Regional aircraft manufacturer ATR has begun preliminary studies into a new two-member turboprop family in the 80- to 90-seat capacity range.

Speaking during the World Air Transport Forum in Cannes, ATR marketing VP Mario Formica said: “Today we are thinking about a new family of turboprops with a capacity of 80 to 90 seats. This is something which we are discussing internally and with the engine manufacturers.

“The study was launched 18 months ago, but we have not commented about it externally because we don’t want to talk to the airlines without something credible. We will survey the market to see what the real requirements are.”

He says ATR would tap parent company Alenia’s technological know-how for the new aircraft family, which would comprise two members and be in direct competition with the regional jet sector.

The new family would not be launched until 2015 at the earliest, once technology from aircraft programmes such as the Airbus A350, A380 and Boeing 787 has been proven.

Formica says: “The most important thing is the engines. We are discussing with Pratt & Whitney and Rolls-Royce about a new-generation engine able to power this next generation of turboprop.

“If we want to be competitive in [the 80- to 90-seat] segment, we have to maintain the 30% [cost-saving] gap and to keep the gap we would need new technology.”

ATR has just launched its new -600 series. Formica says around 11 airlines, primarily from the USA, have expressed an interest in the -600.

Canadian turboprop manufacturer Bombardier is also working on a stretch of its Q400, dubbed the Q400X, which would add three additional rows to the existing variant.

Bombardier Regional Aircraft international markets and airline analysis director Philippe Poutissou says the Q400X is under internal study, but is still at a fairly early stage.

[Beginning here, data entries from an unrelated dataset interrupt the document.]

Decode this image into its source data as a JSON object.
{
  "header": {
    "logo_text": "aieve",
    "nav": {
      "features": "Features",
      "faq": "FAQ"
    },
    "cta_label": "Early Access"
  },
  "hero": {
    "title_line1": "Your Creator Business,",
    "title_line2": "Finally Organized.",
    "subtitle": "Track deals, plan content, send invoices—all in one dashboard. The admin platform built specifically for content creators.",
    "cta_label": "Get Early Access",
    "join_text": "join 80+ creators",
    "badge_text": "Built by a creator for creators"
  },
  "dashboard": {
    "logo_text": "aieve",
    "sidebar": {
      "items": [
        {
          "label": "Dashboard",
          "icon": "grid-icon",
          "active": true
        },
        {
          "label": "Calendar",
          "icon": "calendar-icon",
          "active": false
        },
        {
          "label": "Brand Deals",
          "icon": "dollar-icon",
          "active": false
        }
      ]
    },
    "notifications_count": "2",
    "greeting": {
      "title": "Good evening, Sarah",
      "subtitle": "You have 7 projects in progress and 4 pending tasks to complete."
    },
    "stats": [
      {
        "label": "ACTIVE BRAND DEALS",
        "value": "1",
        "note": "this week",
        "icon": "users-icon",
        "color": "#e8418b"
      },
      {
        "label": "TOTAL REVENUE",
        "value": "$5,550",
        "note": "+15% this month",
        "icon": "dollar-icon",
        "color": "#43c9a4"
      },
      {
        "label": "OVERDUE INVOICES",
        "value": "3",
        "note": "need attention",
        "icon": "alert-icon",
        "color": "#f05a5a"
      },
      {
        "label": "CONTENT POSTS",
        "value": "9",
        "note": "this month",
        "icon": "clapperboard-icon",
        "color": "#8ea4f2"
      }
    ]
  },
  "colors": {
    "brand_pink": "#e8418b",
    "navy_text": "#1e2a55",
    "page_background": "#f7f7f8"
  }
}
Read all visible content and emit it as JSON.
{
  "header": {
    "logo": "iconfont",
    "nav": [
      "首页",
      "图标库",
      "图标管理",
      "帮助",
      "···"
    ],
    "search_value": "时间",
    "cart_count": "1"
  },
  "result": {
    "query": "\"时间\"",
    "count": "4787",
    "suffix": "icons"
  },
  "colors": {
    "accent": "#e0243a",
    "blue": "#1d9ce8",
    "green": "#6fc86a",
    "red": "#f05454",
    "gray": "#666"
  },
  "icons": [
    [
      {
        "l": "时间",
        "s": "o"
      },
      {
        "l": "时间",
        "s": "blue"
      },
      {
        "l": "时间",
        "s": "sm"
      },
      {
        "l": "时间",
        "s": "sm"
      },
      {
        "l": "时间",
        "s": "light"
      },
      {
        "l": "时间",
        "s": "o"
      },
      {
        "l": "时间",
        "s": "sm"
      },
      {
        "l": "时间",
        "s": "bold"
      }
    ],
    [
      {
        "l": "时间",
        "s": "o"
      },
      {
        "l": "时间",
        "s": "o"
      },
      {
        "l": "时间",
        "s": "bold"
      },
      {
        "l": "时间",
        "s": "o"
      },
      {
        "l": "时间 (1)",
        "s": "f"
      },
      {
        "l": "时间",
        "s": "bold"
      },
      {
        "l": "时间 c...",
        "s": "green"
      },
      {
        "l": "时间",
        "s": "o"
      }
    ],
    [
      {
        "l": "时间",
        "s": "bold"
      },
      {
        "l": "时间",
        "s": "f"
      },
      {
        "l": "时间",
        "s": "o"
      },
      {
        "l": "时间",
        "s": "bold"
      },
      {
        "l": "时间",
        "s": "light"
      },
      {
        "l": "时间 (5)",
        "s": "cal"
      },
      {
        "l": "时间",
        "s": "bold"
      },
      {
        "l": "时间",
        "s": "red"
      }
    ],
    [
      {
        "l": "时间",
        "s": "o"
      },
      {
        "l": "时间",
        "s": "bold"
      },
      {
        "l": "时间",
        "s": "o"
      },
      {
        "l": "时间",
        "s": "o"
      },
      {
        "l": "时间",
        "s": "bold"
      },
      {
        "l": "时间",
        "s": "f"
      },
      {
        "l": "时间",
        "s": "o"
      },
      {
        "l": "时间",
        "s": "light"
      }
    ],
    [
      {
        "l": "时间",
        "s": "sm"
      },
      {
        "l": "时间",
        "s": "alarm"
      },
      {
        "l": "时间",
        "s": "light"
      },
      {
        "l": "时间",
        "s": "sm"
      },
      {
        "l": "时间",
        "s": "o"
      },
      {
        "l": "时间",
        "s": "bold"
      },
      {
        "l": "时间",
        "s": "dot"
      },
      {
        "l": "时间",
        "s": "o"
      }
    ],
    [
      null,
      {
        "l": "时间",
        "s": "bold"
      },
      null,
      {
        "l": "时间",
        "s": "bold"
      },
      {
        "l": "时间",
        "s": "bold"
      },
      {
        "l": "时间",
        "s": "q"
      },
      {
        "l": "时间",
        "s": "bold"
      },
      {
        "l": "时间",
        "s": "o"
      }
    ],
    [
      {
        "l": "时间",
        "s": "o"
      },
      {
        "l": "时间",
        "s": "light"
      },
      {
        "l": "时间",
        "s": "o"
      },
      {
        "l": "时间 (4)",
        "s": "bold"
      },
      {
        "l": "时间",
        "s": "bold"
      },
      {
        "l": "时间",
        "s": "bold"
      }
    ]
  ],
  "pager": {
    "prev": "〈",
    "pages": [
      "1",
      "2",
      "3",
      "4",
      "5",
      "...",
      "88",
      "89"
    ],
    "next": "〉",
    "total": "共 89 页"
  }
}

He says: “We are thinking of a simple programme, compared with the design of a new aircraft. In terms of development, it is an aircraft that I think should be launched in the next few years, but programme deliveries could start in 2011.”